    Social Cognitive and Affective Neuroscience 9(11):1704 (2014) PMID 24336349 PMCID PMC4221211

    Although evolution has shaped human infant crying and the corresponding response from caregivers, there is marked variation in paternal involvement and caretaking behavior, highlighting the importance of understanding the neurobiology supporting optimal paternal responses to cries. We explored t...
  2. Differential neural responses to child and sexual stimuli in human fathers and non-fathers and their hormonal correlates.

    Psychoneuroendocrinology 46:153 (2014) PMID 24882167

    Despite the well-documented importance of paternal caregiving for positive child development, little is known about the neural changes that accompany the transition to fatherhood in humans, or about how changes in hormone levels affect paternal brain function. We compared fathers of children age...
  3. Sex differences in the neural and behavioral response to intranasal oxytocin and vasopressin during human social interaction.

    Psychoneuroendocrinology 39:237 (2014) PMID 24157401 PMCID PMC3842401

    Both oxytocin (OT) and vasopressin (AVP) are known to modulate social behavior, and dysfunction in both systems has been postulated as a potential cause of certain psychiatric disorders that involve social behavioral deficits. In particular, there is growing interest in intranasal OT as a potent...
  4. Testicular volume is inversely correlated with nurturing-related brain activity in human fathers.

    PNAS 110(39):15746 (2013) PMID 24019499 PMCID PMC3785737

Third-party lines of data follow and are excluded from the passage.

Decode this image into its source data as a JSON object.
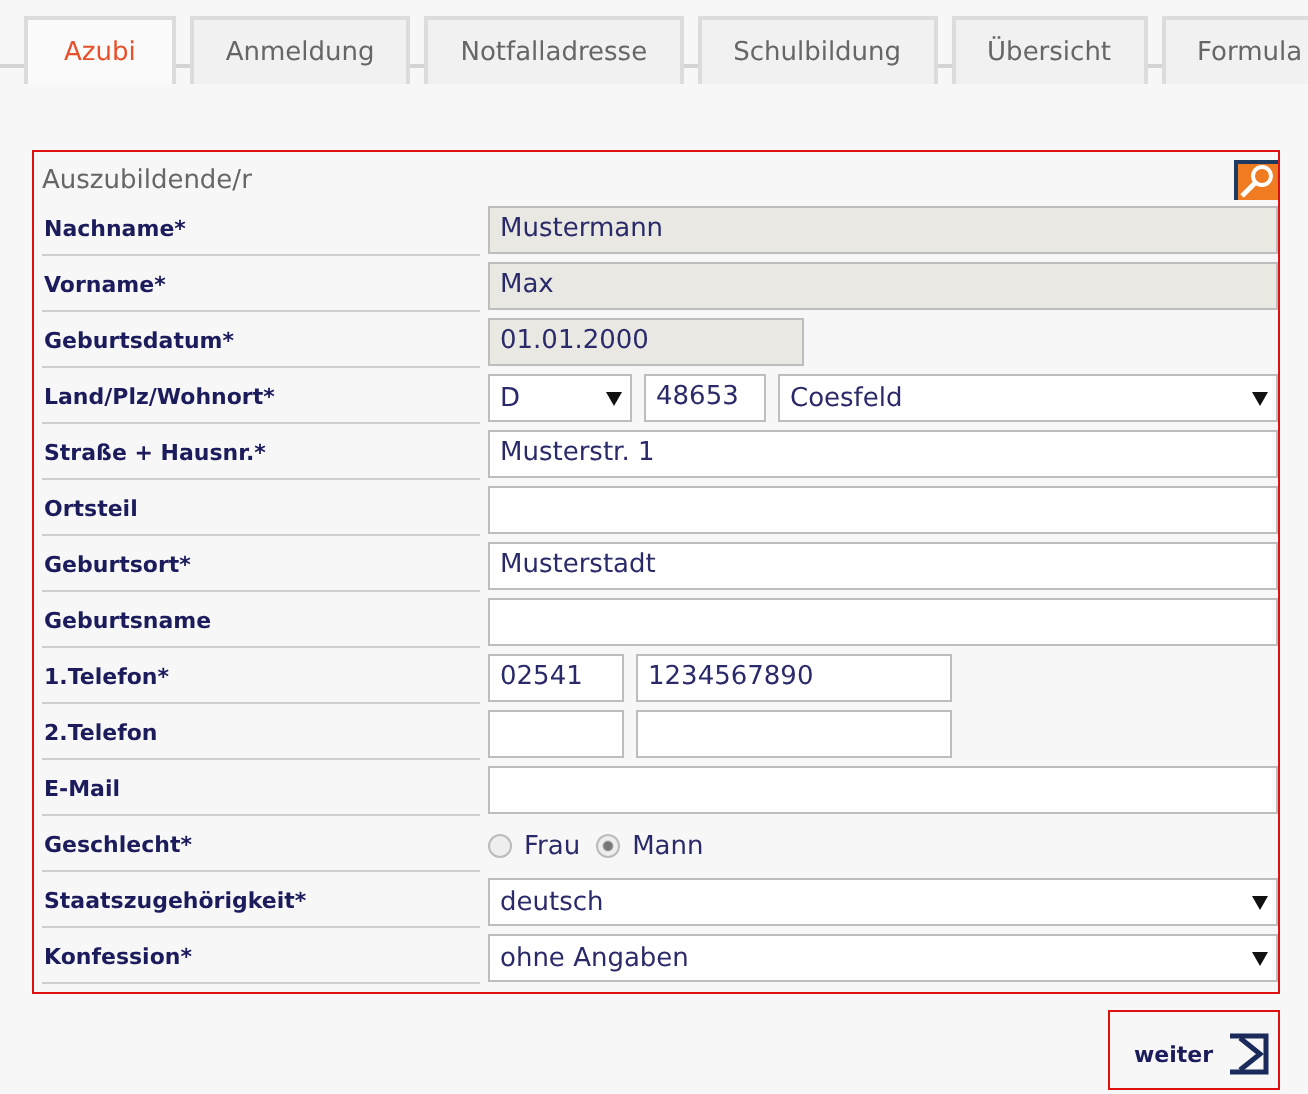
{
  "tabs": [
    {
      "label": "Azubi",
      "selected": true
    },
    {
      "label": "Anmeldung",
      "selected": false
    },
    {
      "label": "Notfalladresse",
      "selected": false
    },
    {
      "label": "Schulbildung",
      "selected": false
    },
    {
      "label": "Übersicht",
      "selected": false
    },
    {
      "label": "Formula",
      "selected": false
    }
  ],
  "section": {
    "title": "Auszubildende/r"
  },
  "rows": [
    {
      "label": "Nachname*",
      "fields": [
        {
          "kind": "input",
          "value": "Mustermann",
          "readonly": true
        }
      ]
    },
    {
      "label": "Vorname*",
      "fields": [
        {
          "kind": "input",
          "value": "Max",
          "readonly": true
        }
      ]
    },
    {
      "label": "Geburtsdatum*",
      "fields": [
        {
          "kind": "date",
          "value": "01.01.2000",
          "readonly": true
        }
      ]
    },
    {
      "label": "Land/Plz/Wohnort*",
      "fields": [
        {
          "kind": "select",
          "value": "D"
        },
        {
          "kind": "input",
          "value": "48653",
          "readonly": false
        },
        {
          "kind": "select",
          "value": "Coesfeld"
        }
      ]
    },
    {
      "label": "Straße + Hausnr.*",
      "fields": [
        {
          "kind": "input",
          "value": "Musterstr. 1",
          "readonly": false
        }
      ]
    },
    {
      "label": "Ortsteil",
      "fields": [
        {
          "kind": "input",
          "readonly": false
        }
      ]
    },
    {
      "label": "Geburtsort*",
      "fields": [
        {
          "kind": "input",
          "value": "Musterstadt",
          "readonly": false
        }
      ]
    },
    {
      "label": "Geburtsname",
      "fields": [
        {
          "kind": "input",
          "readonly": false
        }
      ]
    },
    {
      "label": "1.Telefon*",
      "fields": [
        {
          "kind": "input",
          "value": "02541",
          "readonly": false
        },
        {
          "kind": "input",
          "value": "1234567890",
          "readonly": false
        }
      ]
    },
    {
      "label": "2.Telefon",
      "fields": [
        {
          "kind": "input",
          "readonly": false
        },
        {
          "kind": "input",
          "readonly": false
        }
      ]
    },
    {
      "label": "E-Mail",
      "fields": [
        {
          "kind": "input",
          "readonly": false
        }
      ]
    },
    {
      "label": "Geschlecht*",
      "fields": [
        {
          "kind": "radio",
          "options": [
            {
              "label": "Frau",
              "selected": false
            },
            {
              "label": "Mann",
              "selected": true
            }
          ]
        }
      ]
    },
    {
      "label": "Staatszugehörigkeit*",
      "fields": [
        {
          "kind": "select",
          "value": "deutsch"
        }
      ]
    },
    {
      "label": "Konfession*",
      "fields": [
        {
          "kind": "select",
          "value": "ohne Angaben"
        }
      ]
    }
  ],
  "next_button": {
    "label": "weiter"
  }
}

    Despite the well-documented benefits afforded the children of invested fathers in modern Western societies, some fathers choose not to invest in their children. Why do some men make this choice? Life History Theory offers an explanation for variation in parental investment by positing a trade-of...
  5. Effects of intranasal oxytocin and vasopressin on cooperative behavior and associated brain activity in men.

    Psychoneuroendocrinology 37(4):447 (2012) PMID 21840129 PMCID PMC3251702

    The neural mechanisms supporting social bonds between adult men remain uncertain. In this double-blind, placebo-controlled study, we investigate the impact of intranasally administered oxytocin (OT) and vasopressin (AVP) on behavior and brain activity among men in the context of an iterated Pris...
  6. Effects of intranasal oxytocin and vasopressin on cooperative behavior and associated brain activity in men.

    Psychoneuroendocrinology 37(4):447 (2012) PMID 21840129 PMCID PMC3251702

    The neural mechanisms supporting social bonds between adult men remain uncertain. In this double-blind, placebo-controlled study, we investigate the impact of intranasally administered oxytocin (OT) and vasopressin (AVP) on behavior and brain activity among men in the context of an iterated Pris...
  7. Effects of intranasal oxytocin and vasopressin on cooperative behavior and associated brain activity in men.

    Psychoneuroendocrinology 37(4):447 (2012) PMID 21840129 PMCID PMC3251702

    The neural mechanisms supporting social bonds between adult men remain uncertain. In this double-blind, placebo-controlled study, we investigate the impact of intranasally administered oxytocin (OT) and vasopressin (AVP) on behavior and brain activity among men in the context of an iterated Pris...